EXERCISE REQUIREMENTS
From the entries below, copy each line in which the word "warning" occurs.

-- Opening Marker --

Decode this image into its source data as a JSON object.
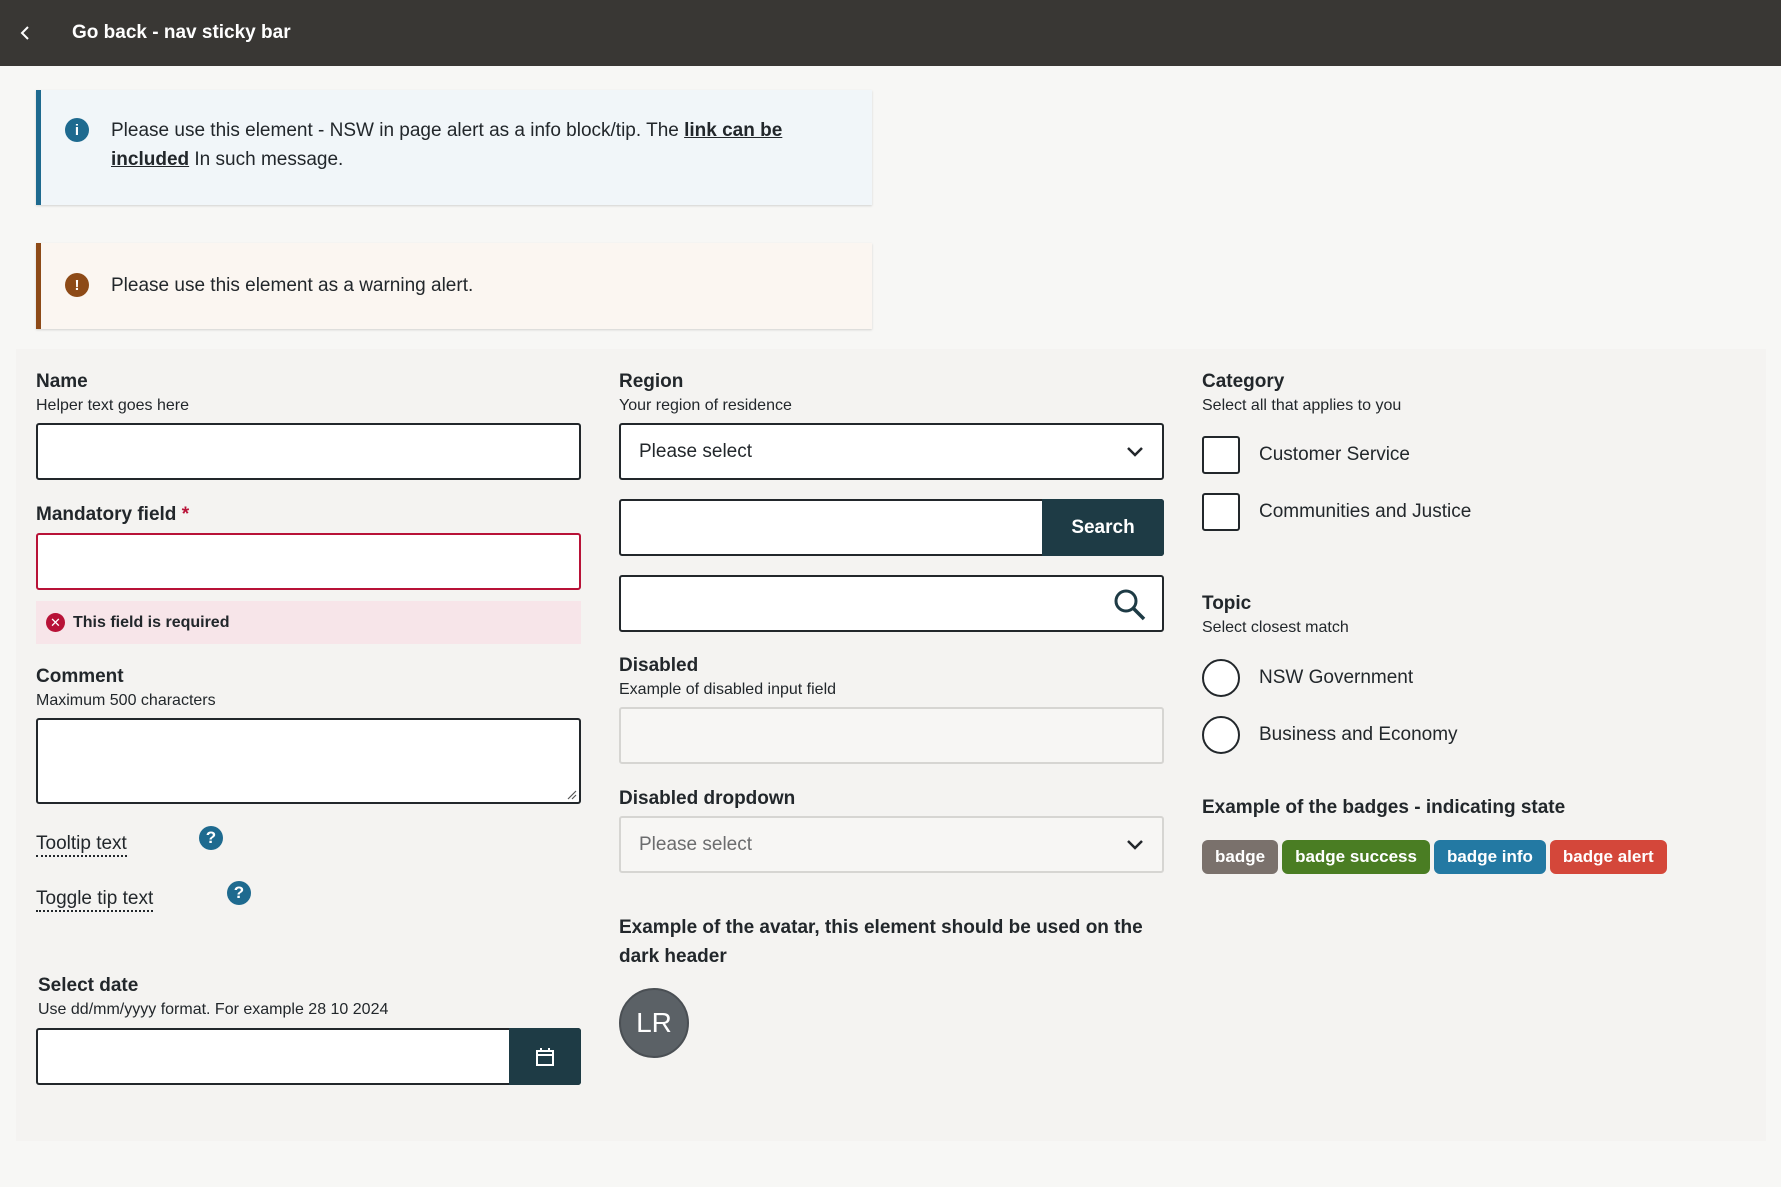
{
  "topbar": {
    "title": "Go back - nav sticky bar"
  },
  "alerts": {
    "info": {
      "text_before": "Please use this element - NSW in page alert as a info block/tip. The ",
      "link": "link can be included",
      "text_after": " In such message."
    },
    "warning": {
      "text": "Please use this element as a warning alert."
    }
  },
  "form": {
    "name": {
      "label": "Name",
      "helper": "Helper text goes here",
      "value": ""
    },
    "mandatory": {
      "label": "Mandatory field",
      "star": "*",
      "error": "This field is required",
      "value": ""
    },
    "comment": {
      "label": "Comment",
      "helper": "Maximum 500 characters",
      "value": ""
    },
    "tooltip": {
      "label": "Tooltip text",
      "icon": "?"
    },
    "toggletip": {
      "label": "Toggle tip text",
      "icon": "?"
    },
    "date": {
      "label": "Select date",
      "helper": "Use dd/mm/yyyy format. For example 28 10 2024",
      "value": ""
    },
    "region": {
      "label": "Region",
      "helper": "Your region of residence",
      "selected": "Please select"
    },
    "search": {
      "button": "Search",
      "value": ""
    },
    "disabled": {
      "label": "Disabled",
      "helper": "Example of disabled input field"
    },
    "disabled_dropdown": {
      "label": "Disabled dropdown",
      "selected": "Please select"
    },
    "avatar": {
      "heading": "Example of the avatar, this element should be used on the dark header",
      "initials": "LR"
    },
    "category": {
      "label": "Category",
      "helper": "Select all that applies to you",
      "options": [
        "Customer Service",
        "Communities and Justice"
      ]
    },
    "topic": {
      "label": "Topic",
      "helper": "Select closest match",
      "options": [
        "NSW Government",
        "Business and Economy"
      ]
    },
    "badges": {
      "heading": "Example of the badges - indicating state",
      "items": [
        {
          "label": "badge",
          "color": "#7a716c"
        },
        {
          "label": "badge success",
          "color": "#4a7d23"
        },
        {
          "label": "badge info",
          "color": "#2379a3"
        },
        {
          "label": "badge alert",
          "color": "#d4473a"
        }
      ]
    }
  }
}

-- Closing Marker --

ANSWER SPACE
    "warning": {
      "text": "Please use this element as a warning alert."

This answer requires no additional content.